Though magic is generally more powerful, that power just isn't needed. Characters get spells through equipping "mana eggs," which each contain a small set of spells. Characters can equip a preset number of eggs that more or less corresponds to how powerful they are with magic. Unlike in Grandia II, where eggs could be found in different places, getting the best eggs in Grandia Xtreme requires combining eggs two at a time, creating slightly more powerful eggs and in turn combining those, and so on. Different types of eggs combine better than others, but the game shows you what the result of a combination will be before you actually perform it, so it's easy to experiment. The only requirement for getting a really powerful egg is having lots of less powerful eggs, but they're in short supply. It's a good system and quite an improvement over Grandia II's, but the easy combat causes it to go mostly unused.
Character development, always important to an RPG, is also a bit raw in Grandia Xtreme. The characters in general are of good quality, with more good character designs by Kamui Fujiwara, but there's not a lot of plot in the game, so none of them really have a chance to develop. As in Grandia II, there are opportunities in the game to sit down and have a conversation over a meal; it's a great character-development device, but there aren't many chances to use it. The voice talent is also underused. Dean Cain supplies the voice of Evann, and Mark Hamill plays Kroitz, Evann's childhood rival. They both do a fine job, and the other characters are also voiced well.
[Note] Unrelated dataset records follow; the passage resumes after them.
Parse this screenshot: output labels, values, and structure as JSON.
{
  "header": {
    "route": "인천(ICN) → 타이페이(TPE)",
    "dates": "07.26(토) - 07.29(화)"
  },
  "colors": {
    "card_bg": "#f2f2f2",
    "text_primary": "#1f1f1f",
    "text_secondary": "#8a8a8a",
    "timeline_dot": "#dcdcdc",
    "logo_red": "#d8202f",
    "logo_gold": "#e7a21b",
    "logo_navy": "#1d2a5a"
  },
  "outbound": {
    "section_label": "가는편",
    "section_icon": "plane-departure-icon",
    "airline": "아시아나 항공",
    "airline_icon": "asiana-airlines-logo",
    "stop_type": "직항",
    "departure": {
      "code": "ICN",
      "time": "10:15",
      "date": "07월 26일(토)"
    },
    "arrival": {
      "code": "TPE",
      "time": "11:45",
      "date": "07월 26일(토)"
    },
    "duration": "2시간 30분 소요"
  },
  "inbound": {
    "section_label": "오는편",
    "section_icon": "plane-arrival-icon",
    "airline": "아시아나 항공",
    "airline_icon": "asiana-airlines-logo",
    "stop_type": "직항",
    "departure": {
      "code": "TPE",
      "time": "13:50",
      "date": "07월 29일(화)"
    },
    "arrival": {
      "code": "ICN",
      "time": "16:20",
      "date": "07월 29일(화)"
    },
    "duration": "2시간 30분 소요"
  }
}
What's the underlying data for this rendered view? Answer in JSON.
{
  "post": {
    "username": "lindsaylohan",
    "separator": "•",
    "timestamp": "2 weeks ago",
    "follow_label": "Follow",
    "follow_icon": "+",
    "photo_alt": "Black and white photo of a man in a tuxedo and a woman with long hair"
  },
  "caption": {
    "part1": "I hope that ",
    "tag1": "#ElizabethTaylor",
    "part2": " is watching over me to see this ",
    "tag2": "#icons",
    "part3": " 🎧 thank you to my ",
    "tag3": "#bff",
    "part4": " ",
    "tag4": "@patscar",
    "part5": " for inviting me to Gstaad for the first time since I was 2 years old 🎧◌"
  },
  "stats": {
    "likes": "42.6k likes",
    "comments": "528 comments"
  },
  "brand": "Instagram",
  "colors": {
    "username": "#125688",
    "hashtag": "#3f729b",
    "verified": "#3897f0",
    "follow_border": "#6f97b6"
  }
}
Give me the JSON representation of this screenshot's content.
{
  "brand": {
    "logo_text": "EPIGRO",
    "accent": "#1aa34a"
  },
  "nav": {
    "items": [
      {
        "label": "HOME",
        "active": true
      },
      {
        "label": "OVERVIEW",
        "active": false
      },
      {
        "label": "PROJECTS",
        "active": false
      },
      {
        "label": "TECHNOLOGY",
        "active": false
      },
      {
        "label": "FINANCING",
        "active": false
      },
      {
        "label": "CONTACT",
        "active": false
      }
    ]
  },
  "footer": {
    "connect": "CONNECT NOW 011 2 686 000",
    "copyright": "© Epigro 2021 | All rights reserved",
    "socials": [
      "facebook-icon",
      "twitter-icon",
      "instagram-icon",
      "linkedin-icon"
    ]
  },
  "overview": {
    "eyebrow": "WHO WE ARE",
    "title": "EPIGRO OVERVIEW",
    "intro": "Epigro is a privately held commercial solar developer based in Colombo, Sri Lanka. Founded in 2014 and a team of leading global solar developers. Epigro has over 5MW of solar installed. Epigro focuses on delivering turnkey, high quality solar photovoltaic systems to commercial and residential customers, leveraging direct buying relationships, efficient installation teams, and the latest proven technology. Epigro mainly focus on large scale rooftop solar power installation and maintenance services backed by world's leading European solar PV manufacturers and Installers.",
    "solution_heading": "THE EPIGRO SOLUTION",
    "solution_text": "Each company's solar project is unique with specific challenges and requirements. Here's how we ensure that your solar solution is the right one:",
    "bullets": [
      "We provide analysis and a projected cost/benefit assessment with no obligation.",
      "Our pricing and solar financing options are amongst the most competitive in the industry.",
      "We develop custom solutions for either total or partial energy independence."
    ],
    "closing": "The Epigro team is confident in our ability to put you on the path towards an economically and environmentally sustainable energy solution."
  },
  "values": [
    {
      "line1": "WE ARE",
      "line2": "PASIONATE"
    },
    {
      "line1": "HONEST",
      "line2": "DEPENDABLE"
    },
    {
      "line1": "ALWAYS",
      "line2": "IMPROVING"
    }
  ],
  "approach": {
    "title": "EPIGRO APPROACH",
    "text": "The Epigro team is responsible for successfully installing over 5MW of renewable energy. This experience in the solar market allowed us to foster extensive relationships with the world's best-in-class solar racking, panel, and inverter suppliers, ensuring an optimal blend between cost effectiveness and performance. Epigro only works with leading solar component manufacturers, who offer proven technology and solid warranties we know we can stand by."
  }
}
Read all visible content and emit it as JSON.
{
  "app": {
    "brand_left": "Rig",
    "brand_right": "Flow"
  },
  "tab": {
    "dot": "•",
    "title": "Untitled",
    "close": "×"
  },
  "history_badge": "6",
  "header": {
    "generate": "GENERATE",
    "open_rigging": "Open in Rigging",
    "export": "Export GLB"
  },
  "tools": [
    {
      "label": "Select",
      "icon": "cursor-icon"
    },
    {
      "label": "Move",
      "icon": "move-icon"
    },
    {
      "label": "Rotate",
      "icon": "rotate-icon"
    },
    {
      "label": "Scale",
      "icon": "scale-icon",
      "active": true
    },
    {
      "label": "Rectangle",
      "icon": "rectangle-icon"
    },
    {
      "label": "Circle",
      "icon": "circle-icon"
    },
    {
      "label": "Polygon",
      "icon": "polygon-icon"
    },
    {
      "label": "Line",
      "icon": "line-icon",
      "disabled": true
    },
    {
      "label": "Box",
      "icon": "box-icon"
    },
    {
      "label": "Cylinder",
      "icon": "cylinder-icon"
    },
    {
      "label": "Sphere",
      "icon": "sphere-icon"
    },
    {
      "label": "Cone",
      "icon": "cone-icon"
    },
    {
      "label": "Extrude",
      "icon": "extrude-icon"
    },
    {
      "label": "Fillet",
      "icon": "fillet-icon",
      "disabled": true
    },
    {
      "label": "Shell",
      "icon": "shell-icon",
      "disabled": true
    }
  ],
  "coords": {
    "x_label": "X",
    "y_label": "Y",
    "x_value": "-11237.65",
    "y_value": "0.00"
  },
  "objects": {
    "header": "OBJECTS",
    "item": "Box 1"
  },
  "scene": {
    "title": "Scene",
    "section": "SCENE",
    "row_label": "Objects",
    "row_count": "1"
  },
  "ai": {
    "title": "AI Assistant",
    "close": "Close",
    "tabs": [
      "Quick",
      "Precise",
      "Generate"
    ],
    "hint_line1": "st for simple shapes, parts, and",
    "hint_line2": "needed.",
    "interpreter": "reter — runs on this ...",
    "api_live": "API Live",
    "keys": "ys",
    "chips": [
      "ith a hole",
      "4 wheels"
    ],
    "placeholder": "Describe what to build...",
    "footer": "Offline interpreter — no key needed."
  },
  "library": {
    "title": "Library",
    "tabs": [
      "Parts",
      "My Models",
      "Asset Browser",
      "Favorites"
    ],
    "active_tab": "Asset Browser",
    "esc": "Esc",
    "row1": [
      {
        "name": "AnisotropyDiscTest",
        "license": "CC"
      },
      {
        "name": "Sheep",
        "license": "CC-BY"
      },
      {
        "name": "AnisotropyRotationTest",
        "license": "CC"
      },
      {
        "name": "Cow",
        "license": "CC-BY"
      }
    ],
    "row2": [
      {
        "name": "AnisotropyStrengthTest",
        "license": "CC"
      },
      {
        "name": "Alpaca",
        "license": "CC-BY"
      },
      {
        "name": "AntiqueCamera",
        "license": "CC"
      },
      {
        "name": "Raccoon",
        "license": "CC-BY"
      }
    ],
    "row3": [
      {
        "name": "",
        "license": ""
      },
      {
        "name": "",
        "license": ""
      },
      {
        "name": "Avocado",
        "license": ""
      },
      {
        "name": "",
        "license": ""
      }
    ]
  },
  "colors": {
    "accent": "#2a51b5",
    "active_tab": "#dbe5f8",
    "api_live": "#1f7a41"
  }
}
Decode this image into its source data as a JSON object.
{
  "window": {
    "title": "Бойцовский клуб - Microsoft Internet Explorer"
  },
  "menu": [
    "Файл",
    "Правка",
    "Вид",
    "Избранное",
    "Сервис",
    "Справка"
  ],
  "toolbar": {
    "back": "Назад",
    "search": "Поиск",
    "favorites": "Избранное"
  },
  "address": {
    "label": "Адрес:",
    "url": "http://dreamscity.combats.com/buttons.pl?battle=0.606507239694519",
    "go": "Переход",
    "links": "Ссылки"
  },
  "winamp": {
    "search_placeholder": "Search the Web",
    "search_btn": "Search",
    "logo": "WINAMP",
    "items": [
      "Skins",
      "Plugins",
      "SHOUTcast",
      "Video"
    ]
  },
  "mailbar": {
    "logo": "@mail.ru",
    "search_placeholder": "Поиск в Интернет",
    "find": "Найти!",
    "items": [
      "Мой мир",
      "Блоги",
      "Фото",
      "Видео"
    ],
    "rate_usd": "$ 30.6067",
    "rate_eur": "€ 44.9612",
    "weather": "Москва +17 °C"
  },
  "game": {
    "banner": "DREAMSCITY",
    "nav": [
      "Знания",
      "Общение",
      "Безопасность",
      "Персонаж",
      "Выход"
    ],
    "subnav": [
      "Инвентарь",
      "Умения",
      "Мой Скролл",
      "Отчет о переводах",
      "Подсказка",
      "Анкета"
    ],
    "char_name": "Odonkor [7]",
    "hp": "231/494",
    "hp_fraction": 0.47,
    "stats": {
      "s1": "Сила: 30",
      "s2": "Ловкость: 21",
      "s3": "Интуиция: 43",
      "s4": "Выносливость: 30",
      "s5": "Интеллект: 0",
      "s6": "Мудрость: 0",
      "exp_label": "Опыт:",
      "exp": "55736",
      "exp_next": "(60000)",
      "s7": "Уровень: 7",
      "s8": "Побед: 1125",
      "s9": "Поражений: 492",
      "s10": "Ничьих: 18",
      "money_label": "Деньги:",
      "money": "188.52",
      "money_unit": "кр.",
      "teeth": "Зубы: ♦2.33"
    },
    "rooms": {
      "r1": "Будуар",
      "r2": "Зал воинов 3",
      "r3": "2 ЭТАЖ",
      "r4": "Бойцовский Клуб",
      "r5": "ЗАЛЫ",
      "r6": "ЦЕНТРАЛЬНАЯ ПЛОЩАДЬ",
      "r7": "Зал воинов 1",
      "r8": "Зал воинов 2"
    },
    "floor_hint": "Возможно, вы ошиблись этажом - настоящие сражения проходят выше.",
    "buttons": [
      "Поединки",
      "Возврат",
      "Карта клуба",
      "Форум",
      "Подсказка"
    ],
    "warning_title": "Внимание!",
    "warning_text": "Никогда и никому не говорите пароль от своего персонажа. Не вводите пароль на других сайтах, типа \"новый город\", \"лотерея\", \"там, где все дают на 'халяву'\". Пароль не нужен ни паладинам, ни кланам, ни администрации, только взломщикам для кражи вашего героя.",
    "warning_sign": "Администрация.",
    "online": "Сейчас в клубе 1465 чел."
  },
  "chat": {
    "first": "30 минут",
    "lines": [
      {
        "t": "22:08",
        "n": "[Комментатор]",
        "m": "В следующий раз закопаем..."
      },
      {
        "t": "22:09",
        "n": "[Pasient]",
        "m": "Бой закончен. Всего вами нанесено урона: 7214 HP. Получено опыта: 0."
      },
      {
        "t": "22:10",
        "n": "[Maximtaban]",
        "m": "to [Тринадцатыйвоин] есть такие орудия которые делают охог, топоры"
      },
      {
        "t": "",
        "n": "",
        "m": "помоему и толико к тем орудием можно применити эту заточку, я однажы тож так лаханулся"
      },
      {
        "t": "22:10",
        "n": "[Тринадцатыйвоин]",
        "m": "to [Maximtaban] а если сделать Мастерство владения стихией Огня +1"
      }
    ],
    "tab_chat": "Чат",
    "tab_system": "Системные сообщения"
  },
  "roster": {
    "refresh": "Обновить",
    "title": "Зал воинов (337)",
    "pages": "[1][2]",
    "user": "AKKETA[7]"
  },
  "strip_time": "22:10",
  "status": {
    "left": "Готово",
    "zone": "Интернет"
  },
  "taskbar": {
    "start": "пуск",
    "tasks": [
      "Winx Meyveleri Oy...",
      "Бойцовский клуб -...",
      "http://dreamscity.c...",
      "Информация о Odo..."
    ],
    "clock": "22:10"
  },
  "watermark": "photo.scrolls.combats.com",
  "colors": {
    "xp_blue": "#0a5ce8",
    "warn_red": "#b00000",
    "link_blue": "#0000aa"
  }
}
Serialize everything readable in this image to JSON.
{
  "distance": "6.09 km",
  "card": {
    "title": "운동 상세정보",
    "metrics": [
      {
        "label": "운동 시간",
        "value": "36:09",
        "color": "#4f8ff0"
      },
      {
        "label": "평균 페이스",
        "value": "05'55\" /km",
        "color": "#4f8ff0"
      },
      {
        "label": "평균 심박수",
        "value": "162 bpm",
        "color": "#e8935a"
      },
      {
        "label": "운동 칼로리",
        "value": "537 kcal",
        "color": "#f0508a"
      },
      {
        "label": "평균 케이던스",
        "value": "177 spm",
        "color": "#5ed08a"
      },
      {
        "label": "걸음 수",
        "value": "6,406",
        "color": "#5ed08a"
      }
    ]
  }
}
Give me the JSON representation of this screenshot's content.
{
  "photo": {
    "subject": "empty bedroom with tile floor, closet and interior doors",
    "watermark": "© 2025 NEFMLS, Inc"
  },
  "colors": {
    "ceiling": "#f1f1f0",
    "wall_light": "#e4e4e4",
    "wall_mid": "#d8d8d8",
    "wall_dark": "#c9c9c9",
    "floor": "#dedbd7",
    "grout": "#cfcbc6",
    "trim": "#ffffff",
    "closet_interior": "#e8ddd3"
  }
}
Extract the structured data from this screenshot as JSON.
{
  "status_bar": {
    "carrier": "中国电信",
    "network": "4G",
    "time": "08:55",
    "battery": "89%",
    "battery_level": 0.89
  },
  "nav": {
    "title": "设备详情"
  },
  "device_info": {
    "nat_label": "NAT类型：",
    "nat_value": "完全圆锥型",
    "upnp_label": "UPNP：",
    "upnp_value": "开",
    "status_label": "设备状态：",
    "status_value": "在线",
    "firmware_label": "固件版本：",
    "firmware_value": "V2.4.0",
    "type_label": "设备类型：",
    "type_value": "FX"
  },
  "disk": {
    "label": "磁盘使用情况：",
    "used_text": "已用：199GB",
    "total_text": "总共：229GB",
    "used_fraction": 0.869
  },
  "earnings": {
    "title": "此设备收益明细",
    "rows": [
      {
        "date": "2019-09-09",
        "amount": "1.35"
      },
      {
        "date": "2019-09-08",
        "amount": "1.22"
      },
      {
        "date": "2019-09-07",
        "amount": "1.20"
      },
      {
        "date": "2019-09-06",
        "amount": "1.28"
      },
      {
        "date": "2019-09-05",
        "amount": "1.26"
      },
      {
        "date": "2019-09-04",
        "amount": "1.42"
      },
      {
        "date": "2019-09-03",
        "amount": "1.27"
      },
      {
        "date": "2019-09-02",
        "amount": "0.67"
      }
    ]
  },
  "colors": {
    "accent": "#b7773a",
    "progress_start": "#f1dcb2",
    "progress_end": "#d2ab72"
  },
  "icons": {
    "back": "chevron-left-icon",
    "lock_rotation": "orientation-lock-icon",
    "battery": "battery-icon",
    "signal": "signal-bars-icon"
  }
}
However, there are just not a whole lot of scenes with voice over, and many of the scenes that do have it are directed pretty poorly, with awkward pauses between line deliveries that disrupt the flow of the script. Voice is used far better in battle, where it's combined with some great battle music. There's a decent variety of sound bites for the various battle events that are done well enough to not get annoying after a lot of battles. Music outside of battle is just as good: It's very ambient, matching the mood of the locations and looping unobtrusively.
Thanks to the game's time-consuming and combat-heavy design, there is plenty of opportunity to enjoy the voice work and the music. Fans of Grandia II expecting a story-driven game will likely be disappointed. Grandia Xtreme is focused on being a dungeon crawl, but these dungeons, while certainly large, lack inspiration and sometimes aren't that impressive visually. Oddly, instead of being climactic and foreboding, large portions of the final dungeon are just a series of randomly generated levels, with the only gates out being five moderately sized levels apart. The bonus dungeon, which you can complete to get a second ending, is entirely random and incredulously large: 100 levels of little more than walls and monsters. Even if you're excited about the challenge of a 100-level dungeon, you might be put off by the fact that this one not only also has gates spread out every five levels, but these gates can only be used for a one-way trip. So as a best-case scenario, when you want to save you'll have to do five levels over again every time. You might be used to spending a lot of time with the game by then, though, because while none of the gates beforehand force you to lose your progress like that, gates are by far too rare throughout the game. You're often in a situation where if you want to quit playing for a while, you're at least half an hour from the next opportunity to gate and save.
In the end, it's hard to recommend Grandia Xtreme. As a pure dungeon crawl, it has a good enough story, but as an RPG, it doesn't. As an RPG, it has an involving combat system and good character design, but as a dungeon crawl, it has an unbalanced combat system and demanding time requirements. As a mix of the two, it's a game with bits of a world and bits of a story that somehow manages to come off as incomplete despite taking a very long time to finish.